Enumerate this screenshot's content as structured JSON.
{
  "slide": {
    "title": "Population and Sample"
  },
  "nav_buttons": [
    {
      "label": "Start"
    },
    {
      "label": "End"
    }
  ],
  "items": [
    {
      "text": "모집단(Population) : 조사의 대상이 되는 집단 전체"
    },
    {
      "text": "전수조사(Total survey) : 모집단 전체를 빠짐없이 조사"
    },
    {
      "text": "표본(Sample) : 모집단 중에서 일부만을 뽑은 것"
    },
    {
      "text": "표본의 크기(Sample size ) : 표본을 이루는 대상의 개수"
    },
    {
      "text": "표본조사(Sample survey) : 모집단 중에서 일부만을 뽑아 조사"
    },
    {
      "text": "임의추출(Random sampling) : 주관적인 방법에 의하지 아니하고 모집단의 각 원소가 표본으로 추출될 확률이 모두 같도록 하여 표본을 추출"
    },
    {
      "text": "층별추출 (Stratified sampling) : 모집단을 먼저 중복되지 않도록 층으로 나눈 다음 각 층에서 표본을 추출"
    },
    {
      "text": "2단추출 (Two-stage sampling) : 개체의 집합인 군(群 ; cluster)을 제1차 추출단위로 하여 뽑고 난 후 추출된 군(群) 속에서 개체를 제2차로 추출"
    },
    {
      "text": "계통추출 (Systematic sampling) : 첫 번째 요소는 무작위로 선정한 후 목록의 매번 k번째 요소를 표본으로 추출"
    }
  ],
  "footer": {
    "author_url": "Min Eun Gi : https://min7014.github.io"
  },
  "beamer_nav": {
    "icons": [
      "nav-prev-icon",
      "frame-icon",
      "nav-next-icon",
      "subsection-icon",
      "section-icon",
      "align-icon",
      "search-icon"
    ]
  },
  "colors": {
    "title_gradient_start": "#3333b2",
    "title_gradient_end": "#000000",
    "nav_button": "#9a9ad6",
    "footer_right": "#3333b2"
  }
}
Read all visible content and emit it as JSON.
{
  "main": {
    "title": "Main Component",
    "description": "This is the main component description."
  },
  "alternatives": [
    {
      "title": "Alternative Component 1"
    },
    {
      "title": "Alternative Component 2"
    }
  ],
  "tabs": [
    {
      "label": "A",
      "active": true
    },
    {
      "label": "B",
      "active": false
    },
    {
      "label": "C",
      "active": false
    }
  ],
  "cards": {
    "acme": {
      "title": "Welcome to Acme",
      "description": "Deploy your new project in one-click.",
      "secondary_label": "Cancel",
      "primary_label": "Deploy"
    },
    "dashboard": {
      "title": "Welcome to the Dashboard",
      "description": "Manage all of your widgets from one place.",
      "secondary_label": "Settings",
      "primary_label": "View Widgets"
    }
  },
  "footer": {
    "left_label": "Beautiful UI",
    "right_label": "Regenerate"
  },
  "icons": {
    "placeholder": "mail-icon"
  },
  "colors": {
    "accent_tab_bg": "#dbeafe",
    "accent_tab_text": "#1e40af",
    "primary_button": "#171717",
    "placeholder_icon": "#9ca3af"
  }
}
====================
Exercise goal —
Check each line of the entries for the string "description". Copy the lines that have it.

Solution to the problem —
    "description": "This is the main component description."
      "description": "Deploy your new project in one-click.",
      "description": "Manage all of your widgets from one place.",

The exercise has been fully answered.